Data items
= = = = = = =

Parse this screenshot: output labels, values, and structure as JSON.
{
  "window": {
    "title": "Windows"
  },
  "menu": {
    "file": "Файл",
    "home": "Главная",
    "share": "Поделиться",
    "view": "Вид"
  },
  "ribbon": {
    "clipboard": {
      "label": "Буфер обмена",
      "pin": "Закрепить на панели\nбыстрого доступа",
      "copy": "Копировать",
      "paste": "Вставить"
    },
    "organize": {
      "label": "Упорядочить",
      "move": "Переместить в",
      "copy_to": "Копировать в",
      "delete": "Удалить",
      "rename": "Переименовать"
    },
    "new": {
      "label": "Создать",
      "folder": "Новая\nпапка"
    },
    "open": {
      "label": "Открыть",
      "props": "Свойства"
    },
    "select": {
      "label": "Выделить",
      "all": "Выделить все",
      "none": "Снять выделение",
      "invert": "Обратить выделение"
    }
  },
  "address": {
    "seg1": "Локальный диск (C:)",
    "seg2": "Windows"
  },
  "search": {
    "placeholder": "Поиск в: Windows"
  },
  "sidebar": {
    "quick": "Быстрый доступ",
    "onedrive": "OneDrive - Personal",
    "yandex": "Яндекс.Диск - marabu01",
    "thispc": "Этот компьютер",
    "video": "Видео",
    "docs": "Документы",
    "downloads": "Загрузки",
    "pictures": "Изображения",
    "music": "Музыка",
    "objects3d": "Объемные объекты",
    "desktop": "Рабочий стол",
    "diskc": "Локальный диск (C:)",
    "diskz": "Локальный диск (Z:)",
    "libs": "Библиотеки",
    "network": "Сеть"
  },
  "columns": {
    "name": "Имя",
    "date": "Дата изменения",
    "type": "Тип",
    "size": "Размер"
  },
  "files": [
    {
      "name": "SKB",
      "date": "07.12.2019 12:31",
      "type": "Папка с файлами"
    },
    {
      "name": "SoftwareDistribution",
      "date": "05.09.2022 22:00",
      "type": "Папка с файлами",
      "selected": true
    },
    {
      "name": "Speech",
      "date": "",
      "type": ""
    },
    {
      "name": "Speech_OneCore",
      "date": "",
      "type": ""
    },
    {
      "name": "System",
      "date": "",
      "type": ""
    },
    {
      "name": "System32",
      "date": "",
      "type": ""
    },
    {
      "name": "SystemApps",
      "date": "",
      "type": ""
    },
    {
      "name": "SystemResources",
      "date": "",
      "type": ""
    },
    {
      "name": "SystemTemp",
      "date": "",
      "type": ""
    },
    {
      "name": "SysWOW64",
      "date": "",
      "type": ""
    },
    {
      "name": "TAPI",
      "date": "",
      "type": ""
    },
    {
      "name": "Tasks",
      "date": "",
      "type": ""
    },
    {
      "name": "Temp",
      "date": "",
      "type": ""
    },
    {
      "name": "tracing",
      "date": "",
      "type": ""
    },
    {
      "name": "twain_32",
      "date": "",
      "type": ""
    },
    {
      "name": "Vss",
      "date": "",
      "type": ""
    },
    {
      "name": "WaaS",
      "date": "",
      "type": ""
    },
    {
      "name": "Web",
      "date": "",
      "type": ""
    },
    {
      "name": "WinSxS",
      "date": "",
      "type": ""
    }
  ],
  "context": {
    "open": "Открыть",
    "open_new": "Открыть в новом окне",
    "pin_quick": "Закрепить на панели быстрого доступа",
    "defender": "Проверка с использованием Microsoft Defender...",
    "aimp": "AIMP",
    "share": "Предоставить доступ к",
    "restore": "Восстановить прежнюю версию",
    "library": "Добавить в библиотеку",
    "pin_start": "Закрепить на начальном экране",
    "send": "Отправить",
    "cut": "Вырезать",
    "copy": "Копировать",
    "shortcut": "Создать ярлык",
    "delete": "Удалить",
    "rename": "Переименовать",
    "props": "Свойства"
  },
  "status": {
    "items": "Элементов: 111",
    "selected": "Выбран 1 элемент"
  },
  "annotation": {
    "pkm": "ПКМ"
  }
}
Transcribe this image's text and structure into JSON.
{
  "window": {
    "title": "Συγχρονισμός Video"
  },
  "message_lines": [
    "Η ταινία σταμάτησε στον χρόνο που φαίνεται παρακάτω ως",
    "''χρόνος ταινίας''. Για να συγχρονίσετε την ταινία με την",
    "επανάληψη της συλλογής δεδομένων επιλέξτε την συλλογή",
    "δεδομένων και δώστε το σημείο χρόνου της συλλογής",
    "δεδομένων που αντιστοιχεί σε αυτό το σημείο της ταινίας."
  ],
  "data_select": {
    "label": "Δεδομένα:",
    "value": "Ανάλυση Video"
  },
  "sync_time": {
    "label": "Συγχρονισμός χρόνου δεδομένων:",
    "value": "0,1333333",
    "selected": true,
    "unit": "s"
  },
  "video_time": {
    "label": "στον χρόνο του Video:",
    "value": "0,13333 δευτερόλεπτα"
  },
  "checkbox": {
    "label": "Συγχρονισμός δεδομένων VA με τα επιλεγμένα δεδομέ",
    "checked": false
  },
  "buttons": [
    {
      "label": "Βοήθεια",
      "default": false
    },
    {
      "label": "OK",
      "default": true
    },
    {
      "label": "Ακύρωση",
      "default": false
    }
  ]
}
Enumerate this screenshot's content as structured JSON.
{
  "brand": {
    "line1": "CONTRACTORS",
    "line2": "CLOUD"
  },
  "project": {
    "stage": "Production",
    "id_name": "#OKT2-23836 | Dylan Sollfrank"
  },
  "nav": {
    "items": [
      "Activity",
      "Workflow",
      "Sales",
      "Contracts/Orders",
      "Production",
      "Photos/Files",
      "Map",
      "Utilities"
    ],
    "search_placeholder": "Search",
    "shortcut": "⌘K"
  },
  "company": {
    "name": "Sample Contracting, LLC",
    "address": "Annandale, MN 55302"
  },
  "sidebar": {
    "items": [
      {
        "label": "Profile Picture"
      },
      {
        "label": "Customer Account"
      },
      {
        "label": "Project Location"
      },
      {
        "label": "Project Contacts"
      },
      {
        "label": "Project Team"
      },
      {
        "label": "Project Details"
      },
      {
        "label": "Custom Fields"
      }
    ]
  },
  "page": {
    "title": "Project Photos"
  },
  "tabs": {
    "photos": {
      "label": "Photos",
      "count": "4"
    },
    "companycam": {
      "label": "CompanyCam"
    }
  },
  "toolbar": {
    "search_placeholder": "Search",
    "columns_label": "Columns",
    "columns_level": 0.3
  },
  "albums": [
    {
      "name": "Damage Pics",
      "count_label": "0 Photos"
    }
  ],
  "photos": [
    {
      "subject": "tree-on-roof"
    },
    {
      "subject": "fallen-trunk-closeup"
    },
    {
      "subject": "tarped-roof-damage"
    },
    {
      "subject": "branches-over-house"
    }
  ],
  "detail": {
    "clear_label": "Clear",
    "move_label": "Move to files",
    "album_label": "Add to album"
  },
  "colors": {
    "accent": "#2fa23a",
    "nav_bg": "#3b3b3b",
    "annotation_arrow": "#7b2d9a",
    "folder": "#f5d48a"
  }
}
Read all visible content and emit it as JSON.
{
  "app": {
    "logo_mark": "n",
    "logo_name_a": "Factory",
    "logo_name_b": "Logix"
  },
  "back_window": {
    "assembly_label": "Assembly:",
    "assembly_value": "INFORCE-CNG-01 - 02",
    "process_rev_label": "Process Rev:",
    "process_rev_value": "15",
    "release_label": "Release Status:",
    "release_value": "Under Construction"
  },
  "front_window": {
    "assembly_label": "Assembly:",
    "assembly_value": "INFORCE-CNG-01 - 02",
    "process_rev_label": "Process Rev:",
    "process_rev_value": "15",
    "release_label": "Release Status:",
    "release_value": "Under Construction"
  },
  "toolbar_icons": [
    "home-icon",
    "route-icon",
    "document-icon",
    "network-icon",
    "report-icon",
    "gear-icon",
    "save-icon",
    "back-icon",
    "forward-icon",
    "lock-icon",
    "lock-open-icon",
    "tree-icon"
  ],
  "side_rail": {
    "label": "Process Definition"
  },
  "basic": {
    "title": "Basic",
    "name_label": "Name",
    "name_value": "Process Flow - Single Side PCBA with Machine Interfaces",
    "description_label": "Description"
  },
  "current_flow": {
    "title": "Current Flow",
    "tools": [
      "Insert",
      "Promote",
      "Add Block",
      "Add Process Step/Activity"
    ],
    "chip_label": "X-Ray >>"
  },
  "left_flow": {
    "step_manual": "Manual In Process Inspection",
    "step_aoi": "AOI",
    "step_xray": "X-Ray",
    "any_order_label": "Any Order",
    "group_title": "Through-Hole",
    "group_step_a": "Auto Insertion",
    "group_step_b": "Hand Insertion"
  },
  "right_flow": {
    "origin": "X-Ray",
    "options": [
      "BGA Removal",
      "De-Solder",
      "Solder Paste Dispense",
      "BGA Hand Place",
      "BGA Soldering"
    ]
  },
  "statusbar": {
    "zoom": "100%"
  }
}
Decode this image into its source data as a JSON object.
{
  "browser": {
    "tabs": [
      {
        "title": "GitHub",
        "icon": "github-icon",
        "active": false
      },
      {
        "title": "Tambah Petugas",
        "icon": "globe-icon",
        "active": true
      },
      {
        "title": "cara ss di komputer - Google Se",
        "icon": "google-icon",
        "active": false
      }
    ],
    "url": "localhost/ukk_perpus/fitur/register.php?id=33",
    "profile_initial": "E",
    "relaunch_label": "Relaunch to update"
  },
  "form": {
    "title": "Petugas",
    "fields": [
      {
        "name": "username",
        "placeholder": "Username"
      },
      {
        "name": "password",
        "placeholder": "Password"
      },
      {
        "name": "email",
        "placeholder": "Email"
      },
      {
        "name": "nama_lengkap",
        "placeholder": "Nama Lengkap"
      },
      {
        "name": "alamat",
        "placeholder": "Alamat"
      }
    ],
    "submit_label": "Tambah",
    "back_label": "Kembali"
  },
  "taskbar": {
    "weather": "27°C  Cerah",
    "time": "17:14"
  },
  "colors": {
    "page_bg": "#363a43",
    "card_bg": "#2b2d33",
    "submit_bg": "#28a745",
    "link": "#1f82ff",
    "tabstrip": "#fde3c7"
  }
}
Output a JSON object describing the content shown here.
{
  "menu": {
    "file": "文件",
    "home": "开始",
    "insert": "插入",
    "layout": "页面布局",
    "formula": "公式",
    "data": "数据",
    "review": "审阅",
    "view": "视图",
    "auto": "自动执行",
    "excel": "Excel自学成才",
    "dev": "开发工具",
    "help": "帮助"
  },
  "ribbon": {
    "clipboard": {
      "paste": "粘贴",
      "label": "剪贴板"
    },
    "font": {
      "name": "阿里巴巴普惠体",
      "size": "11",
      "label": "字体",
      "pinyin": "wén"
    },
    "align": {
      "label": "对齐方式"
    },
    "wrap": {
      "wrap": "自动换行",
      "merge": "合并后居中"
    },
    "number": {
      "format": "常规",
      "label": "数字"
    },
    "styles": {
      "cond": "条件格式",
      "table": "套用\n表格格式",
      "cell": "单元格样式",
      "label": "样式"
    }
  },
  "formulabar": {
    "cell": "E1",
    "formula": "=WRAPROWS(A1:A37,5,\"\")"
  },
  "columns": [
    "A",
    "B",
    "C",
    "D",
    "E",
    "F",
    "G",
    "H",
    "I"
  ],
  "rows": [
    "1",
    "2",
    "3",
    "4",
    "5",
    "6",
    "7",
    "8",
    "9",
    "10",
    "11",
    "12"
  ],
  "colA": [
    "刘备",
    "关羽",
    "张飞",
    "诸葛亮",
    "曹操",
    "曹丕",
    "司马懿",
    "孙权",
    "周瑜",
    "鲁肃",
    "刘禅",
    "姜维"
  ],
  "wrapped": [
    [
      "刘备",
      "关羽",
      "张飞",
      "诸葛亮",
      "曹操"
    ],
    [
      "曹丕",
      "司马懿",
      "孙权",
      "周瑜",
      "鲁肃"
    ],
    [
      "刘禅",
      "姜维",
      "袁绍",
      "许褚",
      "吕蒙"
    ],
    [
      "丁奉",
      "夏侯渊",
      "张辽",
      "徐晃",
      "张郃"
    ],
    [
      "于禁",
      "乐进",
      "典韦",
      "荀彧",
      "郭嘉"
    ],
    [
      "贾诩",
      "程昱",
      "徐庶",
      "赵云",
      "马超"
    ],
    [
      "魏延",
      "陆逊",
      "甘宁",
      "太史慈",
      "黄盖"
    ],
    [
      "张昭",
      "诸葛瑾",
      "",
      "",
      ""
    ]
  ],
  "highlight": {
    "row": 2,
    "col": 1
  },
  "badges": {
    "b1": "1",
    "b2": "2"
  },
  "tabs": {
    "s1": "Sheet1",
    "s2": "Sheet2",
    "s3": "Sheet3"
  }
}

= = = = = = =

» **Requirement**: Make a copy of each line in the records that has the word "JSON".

» **Your response**:
Parse this screenshot: output labels, values, and structure as JSON.
Transcribe this image's text and structure into JSON.
Enumerate this screenshot's content as structured JSON.
Read all visible content and emit it as JSON.
Decode this image into its source data as a JSON object.
Output a JSON object describing the content shown here.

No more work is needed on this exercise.